Fritto Misto was technically outstanding, with a crispy, perfectly dry batter getting into every crevice of the al-dente baby octopus, squid and sardines, giving them the appearance of sandy statues in the desert, rather than cloaking them under a gloopy tempura. Milky, tender cod cheeks with salsa verde are devoured after a squeeze of lemon brings them completely to life, but the lentils underneath – overly salty and not much else – gets ignored for the rest of the meal.

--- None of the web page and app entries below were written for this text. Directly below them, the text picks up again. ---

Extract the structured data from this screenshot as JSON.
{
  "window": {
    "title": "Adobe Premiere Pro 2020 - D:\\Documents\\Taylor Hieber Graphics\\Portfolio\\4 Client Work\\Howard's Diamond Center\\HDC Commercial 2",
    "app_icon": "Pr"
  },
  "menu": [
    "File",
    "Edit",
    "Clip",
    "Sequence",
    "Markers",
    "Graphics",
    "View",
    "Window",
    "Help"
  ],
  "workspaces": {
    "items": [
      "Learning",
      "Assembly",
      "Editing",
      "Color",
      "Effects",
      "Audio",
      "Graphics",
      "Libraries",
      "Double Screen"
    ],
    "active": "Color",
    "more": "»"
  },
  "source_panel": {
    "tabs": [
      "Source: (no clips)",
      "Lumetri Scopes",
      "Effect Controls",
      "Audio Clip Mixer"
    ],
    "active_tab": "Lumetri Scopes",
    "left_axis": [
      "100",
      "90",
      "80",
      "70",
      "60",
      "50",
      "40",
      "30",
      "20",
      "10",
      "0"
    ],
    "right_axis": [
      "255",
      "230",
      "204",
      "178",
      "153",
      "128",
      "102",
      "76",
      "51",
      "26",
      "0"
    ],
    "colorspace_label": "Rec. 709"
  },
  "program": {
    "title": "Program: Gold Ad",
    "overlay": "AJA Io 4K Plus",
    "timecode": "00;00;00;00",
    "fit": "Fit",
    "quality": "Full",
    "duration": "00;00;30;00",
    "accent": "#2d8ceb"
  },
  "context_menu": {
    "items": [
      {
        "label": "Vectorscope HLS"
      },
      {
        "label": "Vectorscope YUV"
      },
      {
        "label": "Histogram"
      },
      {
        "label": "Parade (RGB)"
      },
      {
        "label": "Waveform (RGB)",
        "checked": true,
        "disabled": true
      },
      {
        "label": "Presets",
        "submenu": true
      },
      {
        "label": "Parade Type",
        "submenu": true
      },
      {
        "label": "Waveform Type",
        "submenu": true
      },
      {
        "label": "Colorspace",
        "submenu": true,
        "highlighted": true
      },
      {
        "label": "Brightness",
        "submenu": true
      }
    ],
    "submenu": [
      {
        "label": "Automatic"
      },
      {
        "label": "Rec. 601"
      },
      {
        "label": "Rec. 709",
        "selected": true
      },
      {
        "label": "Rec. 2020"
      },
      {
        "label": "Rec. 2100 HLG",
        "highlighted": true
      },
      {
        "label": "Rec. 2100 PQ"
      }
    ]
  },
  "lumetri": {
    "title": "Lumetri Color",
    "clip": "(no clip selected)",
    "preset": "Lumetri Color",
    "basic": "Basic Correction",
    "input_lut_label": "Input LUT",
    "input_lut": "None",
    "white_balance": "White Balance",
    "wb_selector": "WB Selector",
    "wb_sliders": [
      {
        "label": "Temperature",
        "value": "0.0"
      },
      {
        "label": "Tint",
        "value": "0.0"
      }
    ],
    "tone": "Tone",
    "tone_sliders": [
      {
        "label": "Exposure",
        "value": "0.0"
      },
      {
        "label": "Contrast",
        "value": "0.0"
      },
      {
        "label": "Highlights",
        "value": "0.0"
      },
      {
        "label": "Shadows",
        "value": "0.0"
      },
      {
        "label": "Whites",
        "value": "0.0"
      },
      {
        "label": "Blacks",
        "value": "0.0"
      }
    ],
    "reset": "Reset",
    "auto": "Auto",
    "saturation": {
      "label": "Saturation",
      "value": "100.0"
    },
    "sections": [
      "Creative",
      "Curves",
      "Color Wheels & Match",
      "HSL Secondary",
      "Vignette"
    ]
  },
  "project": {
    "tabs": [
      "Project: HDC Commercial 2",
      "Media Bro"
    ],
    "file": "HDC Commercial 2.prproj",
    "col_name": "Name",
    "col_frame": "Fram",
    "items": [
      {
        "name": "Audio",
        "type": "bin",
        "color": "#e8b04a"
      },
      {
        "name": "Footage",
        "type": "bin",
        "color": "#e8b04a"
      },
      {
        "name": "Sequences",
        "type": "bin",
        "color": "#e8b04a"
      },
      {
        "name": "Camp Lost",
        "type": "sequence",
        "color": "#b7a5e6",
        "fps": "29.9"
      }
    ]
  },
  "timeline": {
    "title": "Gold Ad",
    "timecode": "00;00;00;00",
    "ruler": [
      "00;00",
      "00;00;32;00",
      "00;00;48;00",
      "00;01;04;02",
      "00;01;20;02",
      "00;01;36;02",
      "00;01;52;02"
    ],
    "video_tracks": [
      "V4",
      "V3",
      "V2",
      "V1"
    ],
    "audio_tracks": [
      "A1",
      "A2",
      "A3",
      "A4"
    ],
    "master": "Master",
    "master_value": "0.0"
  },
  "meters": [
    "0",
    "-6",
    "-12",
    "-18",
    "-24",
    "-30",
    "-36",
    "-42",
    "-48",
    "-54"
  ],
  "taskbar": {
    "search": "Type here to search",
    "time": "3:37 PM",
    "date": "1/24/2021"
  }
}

Why eat lentils when there’s Linguine with Crab & chilli to be had? A simple bowl of fat, yellow pasta drenched in a liquor so seasidey it could be running through Rick Stein’s veins; deceptively tasty and super satisfying. Or slow-cooked duck ragu with gnocchi? More generous with the duck than with the gnocchi, and even more generous with black olives and green peppercorns that combine to give an anaesthetic, medicinal twang, it buddies up perfectly to the deep mineral oomph of Cauliflower gratin with gorgonzola and fontina.

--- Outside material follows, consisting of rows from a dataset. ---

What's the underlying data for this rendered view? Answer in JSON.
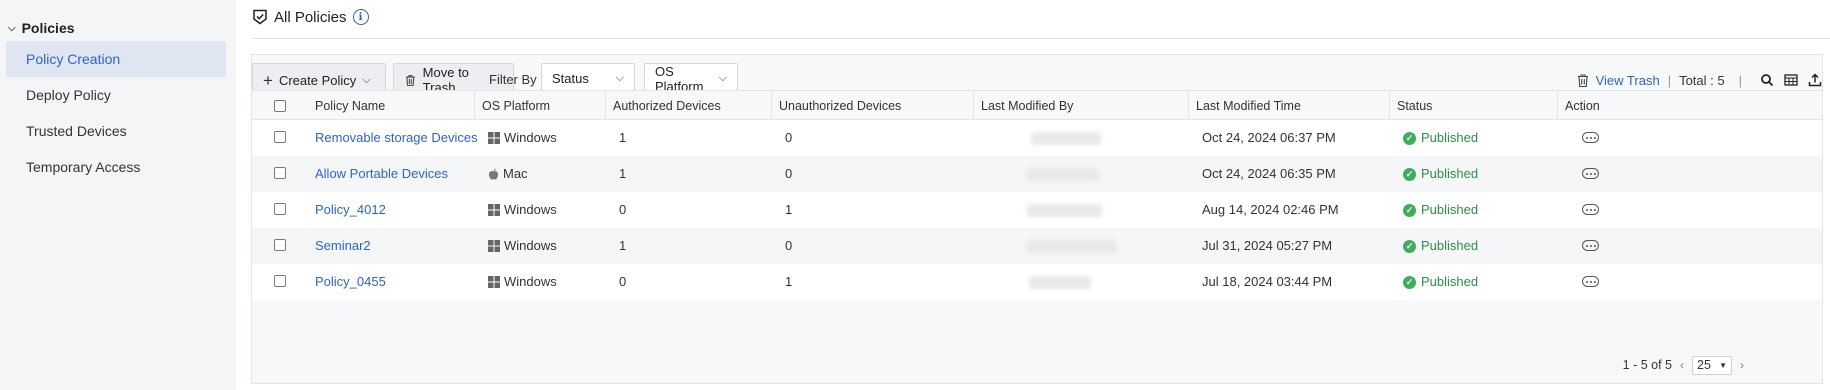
{
  "sidebar": {
    "section": "Policies",
    "items": [
      {
        "label": "Policy Creation",
        "active": true
      },
      {
        "label": "Deploy Policy"
      },
      {
        "label": "Trusted Devices"
      },
      {
        "label": "Temporary Access"
      }
    ]
  },
  "header": {
    "title": "All Policies",
    "info": "i"
  },
  "toolbar": {
    "create_label": "Create Policy",
    "trash_label": "Move to Trash",
    "filter_label": "Filter By :",
    "status_select": "Status",
    "os_select": "OS Platform",
    "view_trash": "View Trash",
    "total": "Total : 5"
  },
  "table": {
    "columns": [
      "Policy Name",
      "OS Platform",
      "Authorized Devices",
      "Unauthorized Devices",
      "Last Modified By",
      "Last Modified Time",
      "Status",
      "Action"
    ],
    "rows": [
      {
        "name": "Removable storage Devices",
        "os": "Windows",
        "authorized": "1",
        "unauthorized": "0",
        "modified_time": "Oct 24, 2024 06:37 PM",
        "status": "Published"
      },
      {
        "name": "Allow Portable Devices",
        "os": "Mac",
        "authorized": "1",
        "unauthorized": "0",
        "modified_time": "Oct 24, 2024 06:35 PM",
        "status": "Published"
      },
      {
        "name": "Policy_4012",
        "os": "Windows",
        "authorized": "0",
        "unauthorized": "1",
        "modified_time": "Aug 14, 2024 02:46 PM",
        "status": "Published"
      },
      {
        "name": "Seminar2",
        "os": "Windows",
        "authorized": "1",
        "unauthorized": "0",
        "modified_time": "Jul 31, 2024 05:27 PM",
        "status": "Published"
      },
      {
        "name": "Policy_0455",
        "os": "Windows",
        "authorized": "0",
        "unauthorized": "1",
        "modified_time": "Jul 18, 2024 03:44 PM",
        "status": "Published"
      }
    ]
  },
  "pager": {
    "range": "1 - 5 of 5",
    "per_page": "25",
    "prev": "‹",
    "next": "›"
  },
  "colors": {
    "accent": "#2e63c8",
    "success": "#3fae5a",
    "sidebar_bg": "#f4f5f7",
    "active_bg": "#dfe6f1"
  }
}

After such a rich combination of dishes, (not to mention the cocktails, served short, bitter, and strong) the temptation of Nutella Pizzette was all too easy to resist. The only problem with small plates is that it allows people to build their own meal, and sometimes, certain people forget how to show restraint. Instead, the Flourless Pistachio & Almond cake stepped in, mellow sweetness of honey and a light moisture & tang of lemon in the cake made it seem an almost sensible end to the meal.
We briefly considered getting a copy of the Polpo cookbook so we could attempt to recreate it at home, I think I’ll just go back to the restaurant instead.
Of everything eaten here, despite some being better than others, there really was no “star dish”, the one cliche of modern restaurants that it’s justifiable to object to; dishes that look good on Instagram and draw punters in, allowing the rest of the menu to get away with being mediocre. Going for a menu of consistently very good cooking as opposed to a the “wow-factor” might let them down in Cliche Bingo, but it won’t stop them getting a full house, night after night.